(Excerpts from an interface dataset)
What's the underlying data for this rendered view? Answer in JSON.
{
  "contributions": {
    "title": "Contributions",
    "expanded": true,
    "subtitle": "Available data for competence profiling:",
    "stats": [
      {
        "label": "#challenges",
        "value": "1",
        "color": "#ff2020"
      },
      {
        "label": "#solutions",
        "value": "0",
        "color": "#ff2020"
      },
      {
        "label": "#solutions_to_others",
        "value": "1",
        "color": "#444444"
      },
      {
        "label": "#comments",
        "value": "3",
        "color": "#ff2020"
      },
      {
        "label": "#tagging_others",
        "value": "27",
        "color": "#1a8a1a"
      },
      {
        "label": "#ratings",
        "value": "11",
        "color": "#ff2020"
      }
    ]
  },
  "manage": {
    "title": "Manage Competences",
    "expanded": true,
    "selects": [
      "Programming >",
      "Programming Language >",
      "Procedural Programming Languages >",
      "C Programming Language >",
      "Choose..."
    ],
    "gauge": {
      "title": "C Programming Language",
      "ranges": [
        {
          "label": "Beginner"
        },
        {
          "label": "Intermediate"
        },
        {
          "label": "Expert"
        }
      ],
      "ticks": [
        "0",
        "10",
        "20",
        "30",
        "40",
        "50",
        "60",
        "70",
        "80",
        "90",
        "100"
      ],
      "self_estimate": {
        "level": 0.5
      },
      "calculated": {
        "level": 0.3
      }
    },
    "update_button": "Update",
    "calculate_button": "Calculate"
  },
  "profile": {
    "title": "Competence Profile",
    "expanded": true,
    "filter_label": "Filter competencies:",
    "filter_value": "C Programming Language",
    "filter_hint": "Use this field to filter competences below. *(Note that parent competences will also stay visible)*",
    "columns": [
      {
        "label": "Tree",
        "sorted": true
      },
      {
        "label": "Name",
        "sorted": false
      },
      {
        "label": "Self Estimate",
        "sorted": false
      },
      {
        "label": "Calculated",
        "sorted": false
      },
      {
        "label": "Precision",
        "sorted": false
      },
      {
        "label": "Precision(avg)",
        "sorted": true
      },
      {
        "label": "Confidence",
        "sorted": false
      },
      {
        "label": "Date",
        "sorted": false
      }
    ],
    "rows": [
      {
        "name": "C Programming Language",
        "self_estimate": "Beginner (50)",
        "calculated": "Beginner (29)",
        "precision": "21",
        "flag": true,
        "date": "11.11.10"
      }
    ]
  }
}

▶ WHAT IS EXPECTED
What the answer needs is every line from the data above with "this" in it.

▶ PROBLEM SOLUTION
What's the underlying data for this rendered view? Answer in JSON.
    "filter_hint": "Use this field to filter competences below. *(Note that parent competences will also stay visible)*",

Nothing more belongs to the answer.